- Exercise description
Lines that contain the string "this" are the ones to list; copy all of them from the records.

[Records drawn from a dataset]
_ _ _
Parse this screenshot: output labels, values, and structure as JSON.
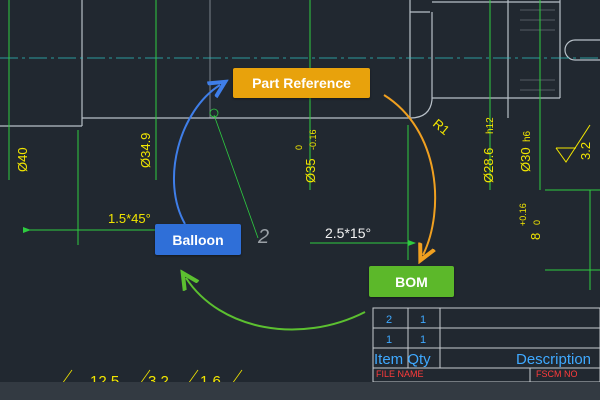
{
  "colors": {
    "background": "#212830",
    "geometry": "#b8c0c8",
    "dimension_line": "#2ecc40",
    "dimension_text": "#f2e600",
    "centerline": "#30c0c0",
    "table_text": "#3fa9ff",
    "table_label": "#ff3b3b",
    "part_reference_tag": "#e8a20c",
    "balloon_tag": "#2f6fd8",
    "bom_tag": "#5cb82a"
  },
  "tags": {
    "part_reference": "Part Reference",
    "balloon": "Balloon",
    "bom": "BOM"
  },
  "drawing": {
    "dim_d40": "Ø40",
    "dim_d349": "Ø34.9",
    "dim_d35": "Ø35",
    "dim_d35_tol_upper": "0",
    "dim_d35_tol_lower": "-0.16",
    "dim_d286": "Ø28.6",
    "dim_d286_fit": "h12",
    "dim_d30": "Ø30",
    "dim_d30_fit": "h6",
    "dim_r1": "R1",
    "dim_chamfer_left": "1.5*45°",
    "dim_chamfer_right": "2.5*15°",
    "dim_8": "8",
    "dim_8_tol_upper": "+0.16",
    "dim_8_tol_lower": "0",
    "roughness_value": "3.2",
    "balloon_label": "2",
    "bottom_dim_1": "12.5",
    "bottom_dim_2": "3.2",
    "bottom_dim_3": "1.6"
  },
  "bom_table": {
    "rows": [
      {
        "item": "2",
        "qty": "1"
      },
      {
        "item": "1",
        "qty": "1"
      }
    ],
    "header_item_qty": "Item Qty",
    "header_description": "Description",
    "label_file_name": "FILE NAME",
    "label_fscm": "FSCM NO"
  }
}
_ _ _
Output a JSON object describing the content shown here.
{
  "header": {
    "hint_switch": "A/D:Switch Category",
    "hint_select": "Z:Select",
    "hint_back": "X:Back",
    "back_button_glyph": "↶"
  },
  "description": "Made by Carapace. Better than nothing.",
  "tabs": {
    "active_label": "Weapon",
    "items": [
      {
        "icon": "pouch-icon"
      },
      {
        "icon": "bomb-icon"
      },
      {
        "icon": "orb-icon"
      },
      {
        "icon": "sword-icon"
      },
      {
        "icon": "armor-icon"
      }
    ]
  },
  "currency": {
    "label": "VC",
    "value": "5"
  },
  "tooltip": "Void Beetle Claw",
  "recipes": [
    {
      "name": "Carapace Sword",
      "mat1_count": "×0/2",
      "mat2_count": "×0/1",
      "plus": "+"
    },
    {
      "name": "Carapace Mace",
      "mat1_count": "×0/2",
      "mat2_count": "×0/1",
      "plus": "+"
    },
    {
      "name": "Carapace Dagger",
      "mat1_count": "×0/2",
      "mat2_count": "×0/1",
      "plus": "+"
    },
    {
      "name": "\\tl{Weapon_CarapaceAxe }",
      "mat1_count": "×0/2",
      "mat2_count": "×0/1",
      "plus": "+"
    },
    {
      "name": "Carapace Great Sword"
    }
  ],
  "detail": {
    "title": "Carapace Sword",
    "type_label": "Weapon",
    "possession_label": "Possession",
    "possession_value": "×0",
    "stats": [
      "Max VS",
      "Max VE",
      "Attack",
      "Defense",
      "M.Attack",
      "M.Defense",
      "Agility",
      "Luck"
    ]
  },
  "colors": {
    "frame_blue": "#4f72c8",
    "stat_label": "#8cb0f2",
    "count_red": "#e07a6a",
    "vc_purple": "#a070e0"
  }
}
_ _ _
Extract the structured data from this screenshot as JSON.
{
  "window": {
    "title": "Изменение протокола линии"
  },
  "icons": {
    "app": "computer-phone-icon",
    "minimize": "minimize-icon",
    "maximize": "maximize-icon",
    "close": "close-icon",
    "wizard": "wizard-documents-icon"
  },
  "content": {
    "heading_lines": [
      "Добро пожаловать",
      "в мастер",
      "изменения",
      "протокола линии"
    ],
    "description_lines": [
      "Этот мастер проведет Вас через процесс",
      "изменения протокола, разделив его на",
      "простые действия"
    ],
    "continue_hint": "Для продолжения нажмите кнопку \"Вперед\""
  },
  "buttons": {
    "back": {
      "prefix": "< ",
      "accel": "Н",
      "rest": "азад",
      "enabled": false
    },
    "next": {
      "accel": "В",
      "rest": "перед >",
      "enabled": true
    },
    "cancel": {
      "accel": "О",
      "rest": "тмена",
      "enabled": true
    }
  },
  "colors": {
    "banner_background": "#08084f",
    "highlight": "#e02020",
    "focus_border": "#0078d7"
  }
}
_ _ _
- Solved problem
Parse this screenshot: output labels, values, and structure as JSON.
Extract the structured data from this screenshot as JSON.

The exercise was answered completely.